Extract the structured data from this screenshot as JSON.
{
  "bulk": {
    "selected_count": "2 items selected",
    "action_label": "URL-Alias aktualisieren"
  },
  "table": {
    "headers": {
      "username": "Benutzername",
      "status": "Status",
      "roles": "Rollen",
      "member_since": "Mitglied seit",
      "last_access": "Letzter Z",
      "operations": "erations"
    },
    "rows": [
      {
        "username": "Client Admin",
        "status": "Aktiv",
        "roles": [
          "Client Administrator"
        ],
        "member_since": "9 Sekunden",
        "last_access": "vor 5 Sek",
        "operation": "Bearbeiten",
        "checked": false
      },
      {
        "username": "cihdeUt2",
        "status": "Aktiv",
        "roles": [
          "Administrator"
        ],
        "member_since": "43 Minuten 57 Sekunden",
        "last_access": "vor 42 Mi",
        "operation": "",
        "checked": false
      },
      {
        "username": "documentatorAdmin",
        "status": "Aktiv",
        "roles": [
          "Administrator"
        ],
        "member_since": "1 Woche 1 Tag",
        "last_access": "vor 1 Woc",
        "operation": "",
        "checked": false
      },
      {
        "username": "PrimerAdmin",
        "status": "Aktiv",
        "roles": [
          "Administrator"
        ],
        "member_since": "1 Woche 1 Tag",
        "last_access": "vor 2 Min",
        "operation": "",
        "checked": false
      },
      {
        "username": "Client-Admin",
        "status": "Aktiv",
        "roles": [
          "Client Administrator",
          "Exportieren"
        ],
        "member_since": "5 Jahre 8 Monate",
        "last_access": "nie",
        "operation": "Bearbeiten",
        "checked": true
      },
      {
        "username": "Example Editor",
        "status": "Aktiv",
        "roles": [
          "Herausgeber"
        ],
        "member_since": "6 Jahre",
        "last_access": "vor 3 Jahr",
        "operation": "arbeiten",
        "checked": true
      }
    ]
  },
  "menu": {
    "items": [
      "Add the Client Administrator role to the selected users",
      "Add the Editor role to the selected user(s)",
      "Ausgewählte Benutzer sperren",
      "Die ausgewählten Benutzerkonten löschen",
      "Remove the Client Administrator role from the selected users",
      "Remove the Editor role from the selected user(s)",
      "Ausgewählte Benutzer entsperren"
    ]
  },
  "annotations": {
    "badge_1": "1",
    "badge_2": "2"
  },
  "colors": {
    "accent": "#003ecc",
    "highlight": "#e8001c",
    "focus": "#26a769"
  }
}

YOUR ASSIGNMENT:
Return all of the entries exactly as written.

YOUR RESPONSE:
Extract the structured data from this screenshot as JSON.
{
  "bulk": {
    "selected_count": "2 items selected",
    "action_label": "URL-Alias aktualisieren"
  },
  "table": {
    "headers": {
      "username": "Benutzername",
      "status": "Status",
      "roles": "Rollen",
      "member_since": "Mitglied seit",
      "last_access": "Letzter Z",
      "operations": "erations"
    },
    "rows": [
      {
        "username": "Client Admin",
        "status": "Aktiv",
        "roles": [
          "Client Administrator"
        ],
        "member_since": "9 Sekunden",
        "last_access": "vor 5 Sek",
        "operation": "Bearbeiten",
        "checked": false
      },
      {
        "username": "cihdeUt2",
        "status": "Aktiv",
        "roles": [
          "Administrator"
        ],
        "member_since": "43 Minuten 57 Sekunden",
        "last_access": "vor 42 Mi",
        "operation": "",
        "checked": false
      },
      {
        "username": "documentatorAdmin",
        "status": "Aktiv",
        "roles": [
          "Administrator"
        ],
        "member_since": "1 Woche 1 Tag",
        "last_access": "vor 1 Woc",
        "operation": "",
        "checked": false
      },
      {
        "username": "PrimerAdmin",
        "status": "Aktiv",
        "roles": [
          "Administrator"
        ],
        "member_since": "1 Woche 1 Tag",
        "last_access": "vor 2 Min",
        "operation": "",
        "checked": false
      },
      {
        "username": "Client-Admin",
        "status": "Aktiv",
        "roles": [
          "Client Administrator",
          "Exportieren"
        ],
        "member_since": "5 Jahre 8 Monate",
        "last_access": "nie",
        "operation": "Bearbeiten",
        "checked": true
      },
      {
        "username": "Example Editor",
        "status": "Aktiv",
        "roles": [
          "Herausgeber"
        ],
        "member_since": "6 Jahre",
        "last_access": "vor 3 Jahr",
        "operation": "arbeiten",
        "checked": true
      }
    ]
  },
  "menu": {
    "items": [
      "Add the Client Administrator role to the selected users",
      "Add the Editor role to the selected user(s)",
      "Ausgewählte Benutzer sperren",
      "Die ausgewählten Benutzerkonten löschen",
      "Remove the Client Administrator role from the selected users",
      "Remove the Editor role from the selected user(s)",
      "Ausgewählte Benutzer entsperren"
    ]
  },
  "annotations": {
    "badge_1": "1",
    "badge_2": "2"
  },
  "colors": {
    "accent": "#003ecc",
    "highlight": "#e8001c",
    "focus": "#26a769"
  }
}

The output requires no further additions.